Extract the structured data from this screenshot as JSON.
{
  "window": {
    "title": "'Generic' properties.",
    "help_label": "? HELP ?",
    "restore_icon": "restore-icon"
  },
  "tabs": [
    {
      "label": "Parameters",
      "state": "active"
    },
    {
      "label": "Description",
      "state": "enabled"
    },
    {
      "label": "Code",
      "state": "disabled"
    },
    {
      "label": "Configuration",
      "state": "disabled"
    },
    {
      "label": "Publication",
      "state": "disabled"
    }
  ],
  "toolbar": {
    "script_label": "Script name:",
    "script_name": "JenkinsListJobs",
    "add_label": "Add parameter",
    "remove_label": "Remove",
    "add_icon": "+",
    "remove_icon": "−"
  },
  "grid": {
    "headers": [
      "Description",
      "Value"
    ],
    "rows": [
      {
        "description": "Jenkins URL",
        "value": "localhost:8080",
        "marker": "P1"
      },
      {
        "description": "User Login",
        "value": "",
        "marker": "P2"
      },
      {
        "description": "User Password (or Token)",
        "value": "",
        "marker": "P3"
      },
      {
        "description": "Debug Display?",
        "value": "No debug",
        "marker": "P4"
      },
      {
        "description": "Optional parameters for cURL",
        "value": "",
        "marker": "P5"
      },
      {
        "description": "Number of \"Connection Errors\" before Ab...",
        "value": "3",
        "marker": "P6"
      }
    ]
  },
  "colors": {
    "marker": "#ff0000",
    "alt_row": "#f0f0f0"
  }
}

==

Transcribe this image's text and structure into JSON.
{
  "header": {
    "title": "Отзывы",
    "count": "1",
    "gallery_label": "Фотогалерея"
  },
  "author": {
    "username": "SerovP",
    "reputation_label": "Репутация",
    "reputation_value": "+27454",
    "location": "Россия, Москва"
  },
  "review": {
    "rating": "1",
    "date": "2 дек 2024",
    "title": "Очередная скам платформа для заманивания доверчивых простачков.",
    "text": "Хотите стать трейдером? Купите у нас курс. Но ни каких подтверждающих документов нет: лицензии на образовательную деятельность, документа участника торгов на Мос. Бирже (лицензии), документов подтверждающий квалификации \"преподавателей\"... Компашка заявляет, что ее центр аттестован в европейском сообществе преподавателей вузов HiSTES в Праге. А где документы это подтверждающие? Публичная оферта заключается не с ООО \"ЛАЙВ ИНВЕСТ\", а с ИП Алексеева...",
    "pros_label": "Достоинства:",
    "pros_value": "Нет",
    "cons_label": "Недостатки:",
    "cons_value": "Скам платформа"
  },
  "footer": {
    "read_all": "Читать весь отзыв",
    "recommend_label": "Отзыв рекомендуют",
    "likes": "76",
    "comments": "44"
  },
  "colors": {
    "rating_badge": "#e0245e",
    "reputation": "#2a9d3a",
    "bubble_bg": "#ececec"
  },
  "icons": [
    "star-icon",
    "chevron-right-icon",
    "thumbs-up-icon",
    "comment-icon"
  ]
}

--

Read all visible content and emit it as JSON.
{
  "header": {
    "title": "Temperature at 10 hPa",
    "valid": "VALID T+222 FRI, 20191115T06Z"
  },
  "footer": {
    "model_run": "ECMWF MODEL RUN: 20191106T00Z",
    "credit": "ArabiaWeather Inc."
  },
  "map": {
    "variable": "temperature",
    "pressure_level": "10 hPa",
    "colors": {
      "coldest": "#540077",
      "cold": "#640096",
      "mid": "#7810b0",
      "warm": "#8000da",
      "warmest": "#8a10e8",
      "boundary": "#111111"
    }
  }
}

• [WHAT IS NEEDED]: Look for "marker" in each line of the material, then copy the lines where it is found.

• [THE COMPLETED TASK]:
        "marker": "P1"
        "marker": "P2"
        "marker": "P3"
        "marker": "P4"
        "marker": "P5"
        "marker": "P6"
    "marker": "#ff0000",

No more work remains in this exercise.